Pictures are to be left out, and the rest of the records reproduced exactly.

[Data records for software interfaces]
■ ■ ■ ■ ■ ■ ■

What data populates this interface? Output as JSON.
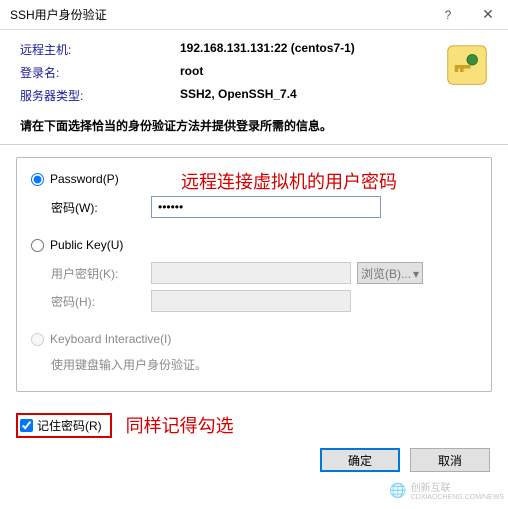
{
  "titlebar": {
    "title": "SSH用户身份验证"
  },
  "info": {
    "host_label": "远程主机:",
    "host_value": "192.168.131.131:22 (centos7-1)",
    "user_label": "登录名:",
    "user_value": "root",
    "server_label": "服务器类型:",
    "server_value": "SSH2, OpenSSH_7.4"
  },
  "instruction": "请在下面选择恰当的身份验证方法并提供登录所需的信息。",
  "auth": {
    "password": {
      "radio_label": "Password(P)",
      "pw_label": "密码(W):",
      "pw_value": "••••••",
      "annotation": "远程连接虚拟机的用户密码"
    },
    "publickey": {
      "radio_label": "Public Key(U)",
      "userkey_label": "用户密钥(K):",
      "browse_label": "浏览(B)...",
      "passphrase_label": "密码(H):"
    },
    "keyboard": {
      "radio_label": "Keyboard Interactive(I)",
      "desc": "使用键盘输入用户身份验证。"
    }
  },
  "remember": {
    "label": "记住密码(R)",
    "annotation": "同样记得勾选"
  },
  "buttons": {
    "ok": "确定",
    "cancel": "取消"
  },
  "watermark": {
    "text1": "创新互联",
    "text2": "CDXIAOCHENG.COM/NEWS"
  }
}
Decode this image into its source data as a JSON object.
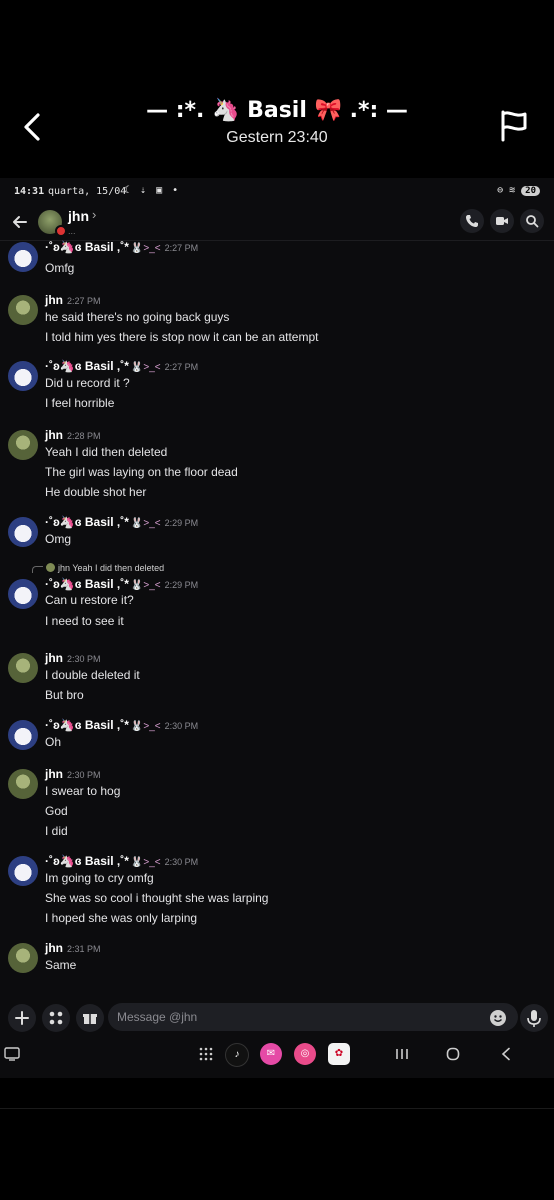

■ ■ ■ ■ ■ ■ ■

▶ The completed task
What data populates this interface? Output as JSON.
{
  "titlebar": {
    "title": "SSH用户身份验证"
  },
  "info": {
    "host_label": "远程主机:",
    "host_value": "192.168.131.131:22 (centos7-1)",
    "user_label": "登录名:",
    "user_value": "root",
    "server_label": "服务器类型:",
    "server_value": "SSH2, OpenSSH_7.4"
  },
  "instruction": "请在下面选择恰当的身份验证方法并提供登录所需的信息。",
  "auth": {
    "password": {
      "radio_label": "Password(P)",
      "pw_label": "密码(W):",
      "pw_value": "••••••",
      "annotation": "远程连接虚拟机的用户密码"
    },
    "publickey": {
      "radio_label": "Public Key(U)",
      "userkey_label": "用户密钥(K):",
      "browse_label": "浏览(B)...",
      "passphrase_label": "密码(H):"
    },
    "keyboard": {
      "radio_label": "Keyboard Interactive(I)",
      "desc": "使用键盘输入用户身份验证。"
    }
  },
  "remember": {
    "label": "记住密码(R)",
    "annotation": "同样记得勾选"
  },
  "buttons": {
    "ok": "确定",
    "cancel": "取消"
  },
  "watermark": {
    "text1": "创新互联",
    "text2": "CDXIAOCHENG.COM/NEWS"
  }
}
Decode this image into its source data as a JSON object.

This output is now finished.